[Work to be completed]: Without omission or alteration, write out all of the data.

[Dataset rows describing interfaces]:
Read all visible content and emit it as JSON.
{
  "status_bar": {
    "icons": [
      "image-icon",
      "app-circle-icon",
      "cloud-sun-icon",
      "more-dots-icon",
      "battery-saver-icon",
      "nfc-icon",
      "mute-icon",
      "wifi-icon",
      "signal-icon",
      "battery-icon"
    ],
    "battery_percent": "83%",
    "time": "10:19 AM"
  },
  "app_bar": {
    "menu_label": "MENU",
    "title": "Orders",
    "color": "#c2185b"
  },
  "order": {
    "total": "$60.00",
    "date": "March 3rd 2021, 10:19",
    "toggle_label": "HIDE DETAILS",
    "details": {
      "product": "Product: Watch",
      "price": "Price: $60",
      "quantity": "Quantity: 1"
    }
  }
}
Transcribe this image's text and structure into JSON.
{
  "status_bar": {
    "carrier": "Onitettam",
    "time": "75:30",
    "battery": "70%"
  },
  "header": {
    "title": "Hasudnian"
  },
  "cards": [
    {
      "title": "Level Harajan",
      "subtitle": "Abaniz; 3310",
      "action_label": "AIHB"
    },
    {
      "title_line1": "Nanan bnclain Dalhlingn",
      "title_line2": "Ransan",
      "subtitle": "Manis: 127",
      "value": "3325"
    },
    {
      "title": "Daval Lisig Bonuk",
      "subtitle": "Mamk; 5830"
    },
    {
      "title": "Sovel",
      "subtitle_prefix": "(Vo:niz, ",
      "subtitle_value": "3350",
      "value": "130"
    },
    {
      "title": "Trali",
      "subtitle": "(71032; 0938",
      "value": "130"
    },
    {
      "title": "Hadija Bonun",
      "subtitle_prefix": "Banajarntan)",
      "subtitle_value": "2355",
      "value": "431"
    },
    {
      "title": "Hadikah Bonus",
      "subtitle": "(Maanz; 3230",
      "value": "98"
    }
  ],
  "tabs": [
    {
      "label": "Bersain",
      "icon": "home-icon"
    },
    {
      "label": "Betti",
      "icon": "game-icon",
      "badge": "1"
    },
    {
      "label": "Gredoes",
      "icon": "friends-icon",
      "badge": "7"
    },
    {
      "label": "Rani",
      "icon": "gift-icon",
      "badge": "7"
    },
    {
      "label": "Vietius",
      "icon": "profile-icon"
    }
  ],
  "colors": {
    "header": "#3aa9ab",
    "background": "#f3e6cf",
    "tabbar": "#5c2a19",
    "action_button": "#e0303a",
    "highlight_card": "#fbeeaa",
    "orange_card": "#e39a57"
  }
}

[Task solution]:
Read all visible content and emit it as JSON.
{
  "status_bar": {
    "icons": [
      "image-icon",
      "app-circle-icon",
      "cloud-sun-icon",
      "more-dots-icon",
      "battery-saver-icon",
      "nfc-icon",
      "mute-icon",
      "wifi-icon",
      "signal-icon",
      "battery-icon"
    ],
    "battery_percent": "83%",
    "time": "10:19 AM"
  },
  "app_bar": {
    "menu_label": "MENU",
    "title": "Orders",
    "color": "#c2185b"
  },
  "order": {
    "total": "$60.00",
    "date": "March 3rd 2021, 10:19",
    "toggle_label": "HIDE DETAILS",
    "details": {
      "product": "Product: Watch",
      "price": "Price: $60",
      "quantity": "Quantity: 1"
    }
  }
}
Transcribe this image's text and structure into JSON.
{
  "status_bar": {
    "carrier": "Onitettam",
    "time": "75:30",
    "battery": "70%"
  },
  "header": {
    "title": "Hasudnian"
  },
  "cards": [
    {
      "title": "Level Harajan",
      "subtitle": "Abaniz; 3310",
      "action_label": "AIHB"
    },
    {
      "title_line1": "Nanan bnclain Dalhlingn",
      "title_line2": "Ransan",
      "subtitle": "Manis: 127",
      "value": "3325"
    },
    {
      "title": "Daval Lisig Bonuk",
      "subtitle": "Mamk; 5830"
    },
    {
      "title": "Sovel",
      "subtitle_prefix": "(Vo:niz, ",
      "subtitle_value": "3350",
      "value": "130"
    },
    {
      "title": "Trali",
      "subtitle": "(71032; 0938",
      "value": "130"
    },
    {
      "title": "Hadija Bonun",
      "subtitle_prefix": "Banajarntan)",
      "subtitle_value": "2355",
      "value": "431"
    },
    {
      "title": "Hadikah Bonus",
      "subtitle": "(Maanz; 3230",
      "value": "98"
    }
  ],
  "tabs": [
    {
      "label": "Bersain",
      "icon": "home-icon"
    },
    {
      "label": "Betti",
      "icon": "game-icon",
      "badge": "1"
    },
    {
      "label": "Gredoes",
      "icon": "friends-icon",
      "badge": "7"
    },
    {
      "label": "Rani",
      "icon": "gift-icon",
      "badge": "7"
    },
    {
      "label": "Vietius",
      "icon": "profile-icon"
    }
  ],
  "colors": {
    "header": "#3aa9ab",
    "background": "#f3e6cf",
    "tabbar": "#5c2a19",
    "action_button": "#e0303a",
    "highlight_card": "#fbeeaa",
    "orange_card": "#e39a57"
  }
}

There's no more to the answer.